Exercise instructions »
Copy out every line of the listing in which "from" appears.

Records supplied »
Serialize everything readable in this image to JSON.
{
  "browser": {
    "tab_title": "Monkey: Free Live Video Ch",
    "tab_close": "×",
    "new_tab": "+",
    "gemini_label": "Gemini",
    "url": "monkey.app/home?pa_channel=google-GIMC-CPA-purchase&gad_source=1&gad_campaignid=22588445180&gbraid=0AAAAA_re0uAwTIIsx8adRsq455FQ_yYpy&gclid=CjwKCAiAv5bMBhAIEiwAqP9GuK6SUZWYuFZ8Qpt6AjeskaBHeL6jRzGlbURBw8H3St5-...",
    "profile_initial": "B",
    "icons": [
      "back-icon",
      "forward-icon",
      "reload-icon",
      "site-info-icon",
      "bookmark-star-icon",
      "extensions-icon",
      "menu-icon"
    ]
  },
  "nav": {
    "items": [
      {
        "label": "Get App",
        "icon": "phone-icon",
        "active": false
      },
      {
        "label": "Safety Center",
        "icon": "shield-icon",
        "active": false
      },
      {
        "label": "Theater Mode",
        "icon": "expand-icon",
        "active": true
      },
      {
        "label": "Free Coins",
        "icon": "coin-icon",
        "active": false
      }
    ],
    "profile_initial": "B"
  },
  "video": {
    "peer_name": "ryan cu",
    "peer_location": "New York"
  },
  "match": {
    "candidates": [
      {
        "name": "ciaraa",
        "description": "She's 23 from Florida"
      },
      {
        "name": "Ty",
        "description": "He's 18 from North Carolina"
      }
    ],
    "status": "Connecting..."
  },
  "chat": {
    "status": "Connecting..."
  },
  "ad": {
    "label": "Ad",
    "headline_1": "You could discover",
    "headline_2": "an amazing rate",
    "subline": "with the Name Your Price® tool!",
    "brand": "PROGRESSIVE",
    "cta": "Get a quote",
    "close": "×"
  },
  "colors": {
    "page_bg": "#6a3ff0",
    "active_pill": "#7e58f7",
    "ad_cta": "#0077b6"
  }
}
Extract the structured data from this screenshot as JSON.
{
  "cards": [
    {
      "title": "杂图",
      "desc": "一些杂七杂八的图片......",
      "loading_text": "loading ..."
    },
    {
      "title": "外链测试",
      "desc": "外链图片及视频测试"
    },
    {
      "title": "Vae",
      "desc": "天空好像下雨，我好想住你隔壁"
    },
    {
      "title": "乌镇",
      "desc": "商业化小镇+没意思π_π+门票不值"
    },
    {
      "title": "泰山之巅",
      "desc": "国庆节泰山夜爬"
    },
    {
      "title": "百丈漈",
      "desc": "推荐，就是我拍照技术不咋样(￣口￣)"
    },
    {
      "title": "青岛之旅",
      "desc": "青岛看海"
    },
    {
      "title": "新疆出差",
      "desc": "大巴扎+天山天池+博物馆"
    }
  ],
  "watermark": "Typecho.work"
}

Written reply »
        "description": "She's 23 from Florida"
        "description": "He's 18 from North Carolina"
Extract the structured data from this screenshot as JSON.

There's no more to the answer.